-- Opening Marker --

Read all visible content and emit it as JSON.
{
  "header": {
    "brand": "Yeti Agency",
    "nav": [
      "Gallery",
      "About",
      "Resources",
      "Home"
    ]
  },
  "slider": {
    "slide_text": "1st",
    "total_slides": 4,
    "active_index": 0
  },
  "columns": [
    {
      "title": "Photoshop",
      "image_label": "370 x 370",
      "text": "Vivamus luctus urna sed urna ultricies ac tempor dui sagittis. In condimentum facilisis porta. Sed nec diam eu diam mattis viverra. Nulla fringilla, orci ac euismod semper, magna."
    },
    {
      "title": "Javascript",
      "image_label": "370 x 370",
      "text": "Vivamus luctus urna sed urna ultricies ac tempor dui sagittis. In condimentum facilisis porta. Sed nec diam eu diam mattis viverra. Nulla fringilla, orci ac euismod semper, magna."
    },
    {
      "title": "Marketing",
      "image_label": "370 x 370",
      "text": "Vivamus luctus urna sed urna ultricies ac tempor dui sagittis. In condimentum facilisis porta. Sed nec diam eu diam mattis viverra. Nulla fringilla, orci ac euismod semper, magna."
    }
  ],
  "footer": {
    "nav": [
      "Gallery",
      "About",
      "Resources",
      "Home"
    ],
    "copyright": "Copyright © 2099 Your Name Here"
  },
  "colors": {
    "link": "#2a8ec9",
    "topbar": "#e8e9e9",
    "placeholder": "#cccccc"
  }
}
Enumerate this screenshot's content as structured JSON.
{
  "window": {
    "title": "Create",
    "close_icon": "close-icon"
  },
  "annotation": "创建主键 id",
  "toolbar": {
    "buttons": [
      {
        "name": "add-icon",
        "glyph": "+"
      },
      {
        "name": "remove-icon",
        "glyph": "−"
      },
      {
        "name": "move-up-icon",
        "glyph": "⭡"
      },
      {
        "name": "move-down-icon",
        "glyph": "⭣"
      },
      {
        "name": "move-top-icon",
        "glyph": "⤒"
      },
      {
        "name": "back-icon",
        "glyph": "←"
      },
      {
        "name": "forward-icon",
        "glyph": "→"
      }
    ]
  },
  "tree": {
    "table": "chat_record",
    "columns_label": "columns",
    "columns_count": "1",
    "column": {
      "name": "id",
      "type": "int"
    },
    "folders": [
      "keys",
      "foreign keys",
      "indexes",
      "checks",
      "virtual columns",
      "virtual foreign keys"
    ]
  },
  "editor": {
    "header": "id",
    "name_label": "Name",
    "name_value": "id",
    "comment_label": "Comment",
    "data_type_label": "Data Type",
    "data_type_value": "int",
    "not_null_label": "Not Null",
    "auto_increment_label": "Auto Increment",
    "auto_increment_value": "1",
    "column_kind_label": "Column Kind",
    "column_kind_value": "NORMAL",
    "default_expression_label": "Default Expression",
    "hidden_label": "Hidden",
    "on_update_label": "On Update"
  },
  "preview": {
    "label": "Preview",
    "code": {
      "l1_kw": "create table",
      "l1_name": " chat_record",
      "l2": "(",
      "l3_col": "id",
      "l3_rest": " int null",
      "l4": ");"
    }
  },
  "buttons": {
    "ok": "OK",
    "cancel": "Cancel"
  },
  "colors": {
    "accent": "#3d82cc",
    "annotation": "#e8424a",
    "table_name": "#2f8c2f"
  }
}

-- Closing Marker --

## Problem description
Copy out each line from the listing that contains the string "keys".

## Response below
      "keys",
      "foreign keys",
      "virtual foreign keys"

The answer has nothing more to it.